The authors ask the question, " What does the top 20% do differently than the rest in their respective industries?" They answer it in plain simple English without any new gadgets, philosophies and transformations. It is one of those books that I read and said at the end, "I knew that. Is it that simple?" The question a day later is, "Why am I not doing it?"
I thought the book defined the problem with most continuous improvement efforts quite well. The book also provides structure to start improving the areas that matter to revenue and market share. You won't find out how to do it, every company's value proposition is different. However, as Kettering said, "A problem well stated is a problem half-solved." In those terms, the value of this book is much more than the cover price and the time to read it. They offer the reader a great opportunity to get above average!
I have been in manufacturing management for over 30 years and have been exposed to almost every "Next Best Thing" in manufacturing and quality thought there is. This book cuts through the nonsense and takes the reader straight to usable unformation on how to improve your operation. The authors have identified the five key areas of focus and do an outstanding job of breaking them down and spelling out why they are important and how to drive improvements in all of them. I really liked the area of Executive Mindset - because as Bremer and McKibben point out if the leadership of an organization fails to graps the concepts and drive true improvement efforts, attempts by others will not take root as they need to.
I have recommended this book to a number of people I know in the manufacturing field and will contniue to do so.
This new book by Michael Bremer and Brian McKibben is a fresh look at what happens in the real world, where most organizations that try to implement some "transformational" method eventually get stuck and call it a failure. The missing "ingredients," described in Escape the Improvement Trap are customer focus, engaged people, key metrics, process thinking, and executive mindset. "I know THAT," you say. And you do. Except that you probably can't explain how to supply those ingredients in as clear and useful a way as the authors do. The book uses a combination of the fictional company and case examples of real companies to illustrate what they see as the way to avoid getting stuck in an improvement process that doesn't go anywhere.

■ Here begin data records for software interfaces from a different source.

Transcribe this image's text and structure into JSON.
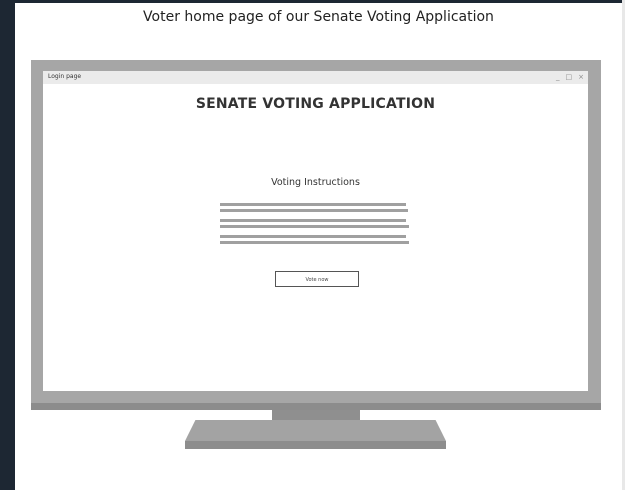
{
  "caption": "Voter home page of our Senate Voting Application",
  "window": {
    "title": "Login page",
    "controls": {
      "minimize": "_",
      "maximize": "□",
      "close": "×"
    }
  },
  "app": {
    "title": "SENATE VOTING APPLICATION",
    "instructions_heading": "Voting Instructions",
    "vote_button_label": "Vote now"
  },
  "colors": {
    "left_strip": "#1d2733",
    "bezel": "#a6a6a6",
    "placeholder_lines": "#a0a0a0"
  }
}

They also do a good job with diagrams and worksheets. The one they keep returning to is a statistical "improvement maturity" curve of companies. Michael and Brian say that most leaders overestimate their stage of excellence and the authors provide a quick estimator tool.